2. The addition of the incentive makes the ask from Budweiser India seem far worse than what it already is when you consider that it goes to the influencers and not the economically disadvantaged people being featured along with them. The result is that they are treated as props for a brand’s marketing even as someone is bound to argue that ‘some good’ is coming out of it. That could well be the logic the client and agency may have used to green-light this campaign.
3. Then there is the question of consent and power equation. Why would a ‘watchman, security guard, house help, lift guard, driver, sweeper, waterman‘ (quoting from the brief) agree to pose for a photo that will be shared widely on social media channels?
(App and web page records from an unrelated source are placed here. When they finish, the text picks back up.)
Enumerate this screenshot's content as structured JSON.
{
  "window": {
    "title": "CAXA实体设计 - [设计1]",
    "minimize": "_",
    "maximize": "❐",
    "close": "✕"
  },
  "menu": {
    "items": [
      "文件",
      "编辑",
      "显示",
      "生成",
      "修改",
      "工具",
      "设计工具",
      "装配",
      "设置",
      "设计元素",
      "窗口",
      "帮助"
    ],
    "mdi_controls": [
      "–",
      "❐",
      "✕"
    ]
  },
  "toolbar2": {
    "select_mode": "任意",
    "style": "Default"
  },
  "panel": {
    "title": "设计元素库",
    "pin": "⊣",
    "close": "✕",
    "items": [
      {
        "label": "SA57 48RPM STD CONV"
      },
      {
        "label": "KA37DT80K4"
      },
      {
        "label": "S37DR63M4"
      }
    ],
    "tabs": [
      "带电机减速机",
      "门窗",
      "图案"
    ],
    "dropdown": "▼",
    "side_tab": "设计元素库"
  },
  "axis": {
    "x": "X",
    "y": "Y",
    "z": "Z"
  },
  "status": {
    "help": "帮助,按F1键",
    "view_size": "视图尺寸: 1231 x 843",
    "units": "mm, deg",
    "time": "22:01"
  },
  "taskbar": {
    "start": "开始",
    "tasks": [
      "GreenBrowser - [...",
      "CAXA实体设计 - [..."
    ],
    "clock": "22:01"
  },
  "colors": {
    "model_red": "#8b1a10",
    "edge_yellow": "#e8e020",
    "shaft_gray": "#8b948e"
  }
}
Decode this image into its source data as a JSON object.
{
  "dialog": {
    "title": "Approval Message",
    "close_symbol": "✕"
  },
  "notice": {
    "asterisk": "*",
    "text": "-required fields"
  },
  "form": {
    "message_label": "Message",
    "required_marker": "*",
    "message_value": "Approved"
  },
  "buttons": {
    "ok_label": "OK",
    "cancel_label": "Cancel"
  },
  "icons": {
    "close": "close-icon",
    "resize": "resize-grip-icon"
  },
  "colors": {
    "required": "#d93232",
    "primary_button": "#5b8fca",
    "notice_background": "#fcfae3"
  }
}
Is it because their employer is asking them to, and ‘what would happen if I refuse?’? Do they fully understand why their employer is asking to pose for a photo and that they are being asked to do so for something the Government is offering freely? And worse, are they aware that those who are asking to pose are getting free beer and t-shirt for their act of charity?
While I do not want to assume that all the influencers who took part in Budweiser’s campaign did not share all the details appropriately, I’m reasonably sure some may not have. But, to a large extent, the sharing of details could be akin to how we get ‘terms of service’ from social media platforms – the quick and impatient version says, “Your data will be shared with advertisers”. The detailed version that we usually scroll away quickly to get to the ‘I agree’ button has all the details that may not be entirely agreeable. The quick version is short for a reason.
Alcohol brands already have a lot of regulations to abide by in advertising and promotions that make their communications efforts difficult. The last thing they need is to run a classist online campaign that reeks of thoughtless tactics and highlights the privilege of influencers so explicitly.